Required work
Each entry must be given again exactly as it appears, with images excluded.

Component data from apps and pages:
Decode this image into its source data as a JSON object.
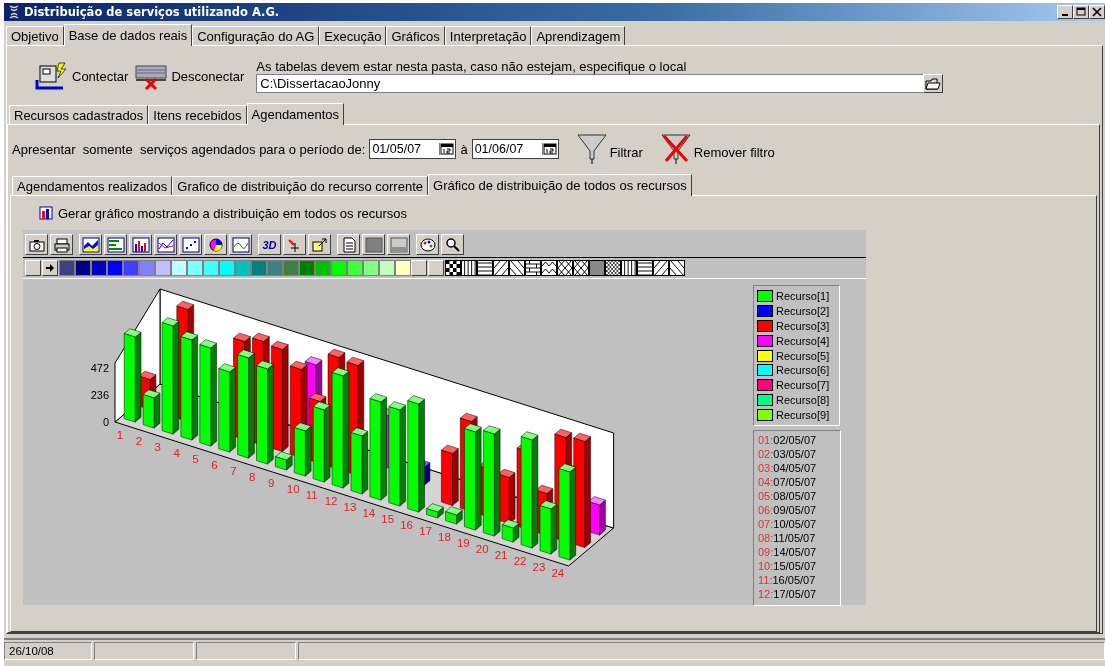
{
  "window": {
    "title": "Distribuição de serviços utilizando A.G."
  },
  "main_tabs": [
    {
      "label": "Objetivo",
      "selected": false
    },
    {
      "label": "Base de dados reais",
      "selected": true
    },
    {
      "label": "Configuração do AG",
      "selected": false
    },
    {
      "label": "Execução",
      "selected": false
    },
    {
      "label": "Gráficos",
      "selected": false
    },
    {
      "label": "Interpretação",
      "selected": false
    },
    {
      "label": "Aprendizagem",
      "selected": false
    }
  ],
  "connection": {
    "connect_label": "Contectar",
    "disconnect_label": "Desconectar",
    "folder_hint": "As tabelas devem estar nesta pasta, caso não estejam, especifique o local",
    "folder_path": "C:\\DissertacaoJonny"
  },
  "sub_tabs": [
    {
      "label": "Recursos cadastrados",
      "selected": false
    },
    {
      "label": "Itens recebidos",
      "selected": false
    },
    {
      "label": "Agendamentos",
      "selected": true
    }
  ],
  "period_filter": {
    "label": "Apresentar  somente  serviços agendados para o período de:",
    "start_date": "01/05/07",
    "separator": "à",
    "end_date": "01/06/07",
    "filter_button": "Filtrar",
    "remove_filter_button": "Remover filtro"
  },
  "chart_tabs": [
    {
      "label": "Agendamentos realizados",
      "selected": false
    },
    {
      "label": "Grafico de distribuição do recurso corrente",
      "selected": false
    },
    {
      "label": "Gráfico de distribuição de todos os recursos",
      "selected": true
    }
  ],
  "generate_button": "Gerar gráfico mostrando a distribuição em todos os recursos",
  "chart": {
    "toolbar_3d_label": "3D",
    "palette": [
      {
        "color": "#404080"
      },
      {
        "color": "#000080"
      },
      {
        "color": "#0000c0"
      },
      {
        "color": "#0000ff"
      },
      {
        "color": "#4040ff"
      },
      {
        "color": "#8080ff"
      },
      {
        "color": "#c0c0ff"
      },
      {
        "color": "#c0ffff"
      },
      {
        "color": "#80ffff"
      },
      {
        "color": "#40ffff"
      },
      {
        "color": "#00ffff"
      },
      {
        "color": "#00c0c0"
      },
      {
        "color": "#008080"
      },
      {
        "color": "#408080"
      },
      {
        "color": "#408040"
      },
      {
        "color": "#008000"
      },
      {
        "color": "#00c000"
      },
      {
        "color": "#00ff00"
      },
      {
        "color": "#40ff40"
      },
      {
        "color": "#80ff80"
      },
      {
        "color": "#c0ffc0"
      },
      {
        "color": "#ffffc0"
      }
    ],
    "y_ticks": [
      "472",
      "236",
      "0"
    ],
    "x_labels": [
      "1",
      "2",
      "3",
      "4",
      "5",
      "6",
      "7",
      "8",
      "9",
      "10",
      "11",
      "12",
      "13",
      "14",
      "15",
      "16",
      "17",
      "18",
      "19",
      "20",
      "21",
      "22",
      "23",
      "24"
    ],
    "legend": [
      {
        "label": "Recurso[1]",
        "color": "#00ff00"
      },
      {
        "label": "Recurso[2]",
        "color": "#0000ff"
      },
      {
        "label": "Recurso[3]",
        "color": "#ff0000"
      },
      {
        "label": "Recurso[4]",
        "color": "#ff00ff"
      },
      {
        "label": "Recurso[5]",
        "color": "#ffff00"
      },
      {
        "label": "Recurso[6]",
        "color": "#00ffff"
      },
      {
        "label": "Recurso[7]",
        "color": "#ff0080"
      },
      {
        "label": "Recurso[8]",
        "color": "#00ff80"
      },
      {
        "label": "Recurso[9]",
        "color": "#80ff00"
      }
    ],
    "date_list": [
      {
        "index": "01:",
        "date": "02/05/07"
      },
      {
        "index": "02:",
        "date": "03/05/07"
      },
      {
        "index": "03:",
        "date": "04/05/07"
      },
      {
        "index": "04:",
        "date": "07/05/07"
      },
      {
        "index": "05:",
        "date": "08/05/07"
      },
      {
        "index": "06:",
        "date": "09/05/07"
      },
      {
        "index": "07:",
        "date": "10/05/07"
      },
      {
        "index": "08:",
        "date": "11/05/07"
      },
      {
        "index": "09:",
        "date": "14/05/07"
      },
      {
        "index": "10:",
        "date": "15/05/07"
      },
      {
        "index": "11:",
        "date": "16/05/07"
      },
      {
        "index": "12:",
        "date": "17/05/07"
      }
    ]
  },
  "status_bar": {
    "panels": [
      "26/10/08"
    ]
  }
}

Solution
Decode this image into its source data as a JSON object.
{
  "window": {
    "title": "Distribuição de serviços utilizando A.G."
  },
  "main_tabs": [
    {
      "label": "Objetivo",
      "selected": false
    },
    {
      "label": "Base de dados reais",
      "selected": true
    },
    {
      "label": "Configuração do AG",
      "selected": false
    },
    {
      "label": "Execução",
      "selected": false
    },
    {
      "label": "Gráficos",
      "selected": false
    },
    {
      "label": "Interpretação",
      "selected": false
    },
    {
      "label": "Aprendizagem",
      "selected": false
    }
  ],
  "connection": {
    "connect_label": "Contectar",
    "disconnect_label": "Desconectar",
    "folder_hint": "As tabelas devem estar nesta pasta, caso não estejam, especifique o local",
    "folder_path": "C:\\DissertacaoJonny"
  },
  "sub_tabs": [
    {
      "label": "Recursos cadastrados",
      "selected": false
    },
    {
      "label": "Itens recebidos",
      "selected": false
    },
    {
      "label": "Agendamentos",
      "selected": true
    }
  ],
  "period_filter": {
    "label": "Apresentar  somente  serviços agendados para o período de:",
    "start_date": "01/05/07",
    "separator": "à",
    "end_date": "01/06/07",
    "filter_button": "Filtrar",
    "remove_filter_button": "Remover filtro"
  },
  "chart_tabs": [
    {
      "label": "Agendamentos realizados",
      "selected": false
    },
    {
      "label": "Grafico de distribuição do recurso corrente",
      "selected": false
    },
    {
      "label": "Gráfico de distribuição de todos os recursos",
      "selected": true
    }
  ],
  "generate_button": "Gerar gráfico mostrando a distribuição em todos os recursos",
  "chart": {
    "toolbar_3d_label": "3D",
    "palette": [
      {
        "color": "#404080"
      },
      {
        "color": "#000080"
      },
      {
        "color": "#0000c0"
      },
      {
        "color": "#0000ff"
      },
      {
        "color": "#4040ff"
      },
      {
        "color": "#8080ff"
      },
      {
        "color": "#c0c0ff"
      },
      {
        "color": "#c0ffff"
      },
      {
        "color": "#80ffff"
      },
      {
        "color": "#40ffff"
      },
      {
        "color": "#00ffff"
      },
      {
        "color": "#00c0c0"
      },
      {
        "color": "#008080"
      },
      {
        "color": "#408080"
      },
      {
        "color": "#408040"
      },
      {
        "color": "#008000"
      },
      {
        "color": "#00c000"
      },
      {
        "color": "#00ff00"
      },
      {
        "color": "#40ff40"
      },
      {
        "color": "#80ff80"
      },
      {
        "color": "#c0ffc0"
      },
      {
        "color": "#ffffc0"
      }
    ],
    "y_ticks": [
      "472",
      "236",
      "0"
    ],
    "x_labels": [
      "1",
      "2",
      "3",
      "4",
      "5",
      "6",
      "7",
      "8",
      "9",
      "10",
      "11",
      "12",
      "13",
      "14",
      "15",
      "16",
      "17",
      "18",
      "19",
      "20",
      "21",
      "22",
      "23",
      "24"
    ],
    "legend": [
      {
        "label": "Recurso[1]",
        "color": "#00ff00"
      },
      {
        "label": "Recurso[2]",
        "color": "#0000ff"
      },
      {
        "label": "Recurso[3]",
        "color": "#ff0000"
      },
      {
        "label": "Recurso[4]",
        "color": "#ff00ff"
      },
      {
        "label": "Recurso[5]",
        "color": "#ffff00"
      },
      {
        "label": "Recurso[6]",
        "color": "#00ffff"
      },
      {
        "label": "Recurso[7]",
        "color": "#ff0080"
      },
      {
        "label": "Recurso[8]",
        "color": "#00ff80"
      },
      {
        "label": "Recurso[9]",
        "color": "#80ff00"
      }
    ],
    "date_list": [
      {
        "index": "01:",
        "date": "02/05/07"
      },
      {
        "index": "02:",
        "date": "03/05/07"
      },
      {
        "index": "03:",
        "date": "04/05/07"
      },
      {
        "index": "04:",
        "date": "07/05/07"
      },
      {
        "index": "05:",
        "date": "08/05/07"
      },
      {
        "index": "06:",
        "date": "09/05/07"
      },
      {
        "index": "07:",
        "date": "10/05/07"
      },
      {
        "index": "08:",
        "date": "11/05/07"
      },
      {
        "index": "09:",
        "date": "14/05/07"
      },
      {
        "index": "10:",
        "date": "15/05/07"
      },
      {
        "index": "11:",
        "date": "16/05/07"
      },
      {
        "index": "12:",
        "date": "17/05/07"
      }
    ]
  },
  "status_bar": {
    "panels": [
      "26/10/08"
    ]
  }
}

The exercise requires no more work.